Drawing on over a decade of research on the Kathputli Colony in Delhi, this two-part series focuses on the complex processes involved in the in-situ rehabilitation of squatter settlements. While the first part focused on the differentiated nature of the resettlement processes, this second piece focuses on the transit camp, examining the multidimensional impact on the residents who are endlessly awaiting their final rehabilitation.
By examining access to a bundle of basic amenities – electricity, piped water and in-house latrines – by homeowners in slum (and non-slum) households and documenting how this varies across states and cities in India, the authors of this data-centric piece offer insights into how the quality of housing structures need to urgently be seen alongside access and quality of basic amenities to ensure improved quality of life in Indian cities. In a post-CoVID moment, these data points urge us to reflect on how inflexible land regulations and services delivery mechanisms have historically disadvantaged slum households in terms of public provision of, as well as private investment in, basic amenities.
By Manish on September 9th 2020
The Supreme Court of India on 31.08.2020 passed an order, in a Public Interest Litigation (PIL) relating to pollution and waste management in Delhi, directing the eviction of “encroachments” – primarily jhuggi-jhopri (JJ) bastis, or slums – on Railway land in the capital. Coming in the middle of the COVID-19 pandemic, the order has been subject to legal criticism and has received wide coverage in the media. In this series of Q&A, we deconstruct what exactly the order says, the extent of the displacement it is likely to cause, the legally prescribed procedure for eviction and relocation, and what would be a fair approach going forward.
By Ashwin Parulkar on July 27th 2020

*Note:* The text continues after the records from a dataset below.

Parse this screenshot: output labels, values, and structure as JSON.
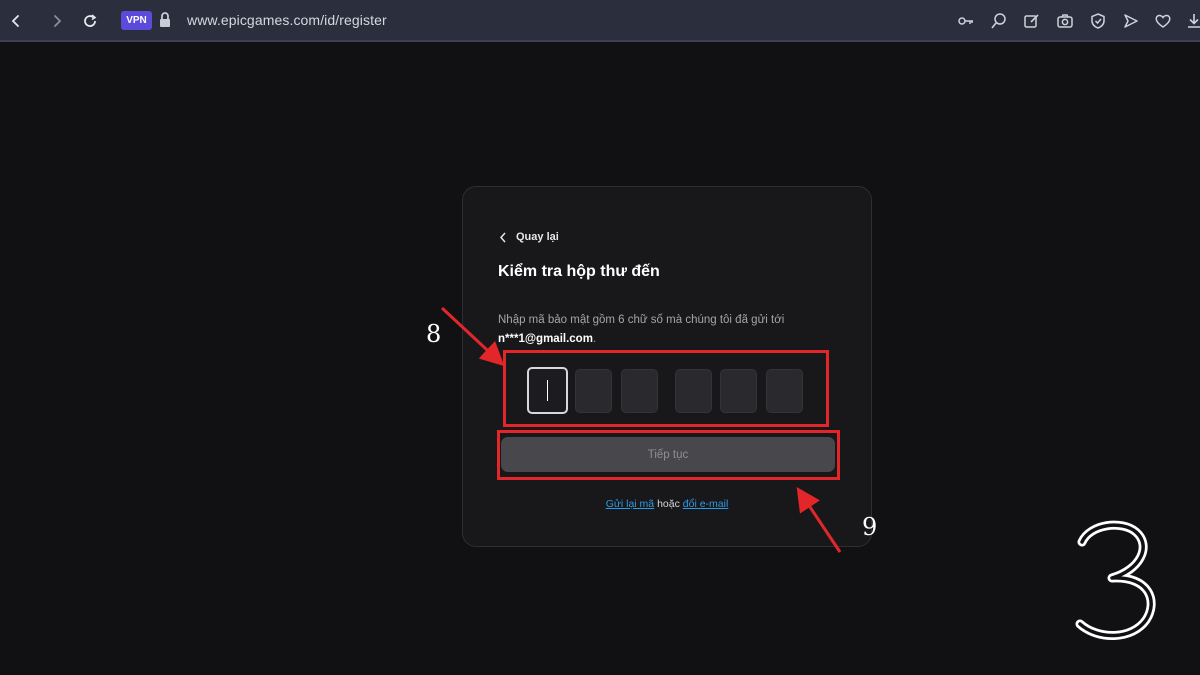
{
  "browser": {
    "vpn_label": "VPN",
    "url": "www.epicgames.com/id/register",
    "icons": [
      "back-arrow-icon",
      "forward-arrow-icon",
      "reload-icon",
      "lock-icon",
      "key-icon",
      "search-icon",
      "edit-icon",
      "camera-icon",
      "shield-icon",
      "send-icon",
      "heart-icon",
      "download-icon"
    ]
  },
  "card": {
    "back_label": "Quay lại",
    "title": "Kiểm tra hộp thư đến",
    "instruction_text": "Nhập mã bảo mật gồm 6 chữ số mà chúng tôi đã gửi tới",
    "email": "n***1@gmail.com",
    "email_suffix": ".",
    "code_digits": [
      "",
      "",
      "",
      "",
      "",
      ""
    ],
    "continue_label": "Tiếp tục",
    "resend_label": "Gửi lại mã",
    "or_label": "hoặc",
    "change_email_label": "đổi e-mail"
  },
  "annotations": {
    "label_8": "8",
    "label_9": "9",
    "step_number": "3",
    "highlight_color": "#e3262a"
  },
  "colors": {
    "background": "#111113",
    "card": "#18181b",
    "link": "#2c9be6",
    "vpn": "#5b4bdb"
  }
}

Through an analysis of shelter and homelessness data from the Delhi Urban Shelter Improvement Board and the Census, this study examines extent of overcrowding in Delhi’s homeless shelters and its implications on the ability of residents in these spaces to socially distance to prevent the spread of COVID-19. It examines the nature and implications of limited floor space across Delhi’s homeless shelter system to ascertain the extent to which the system’s capacity and coverage problems are rooted in shelter planning and design.
By Anindita Mukherjee on April 27th 2020
Practising social distancing and staying home to fight the coronavirus is not possible for migrant workers without housing security.
This paper examines how existing processes linked to the political economy of land and housing development shape or, in other words, are determinants of rental housing for the urban poor in the city of Guwahati in Assam.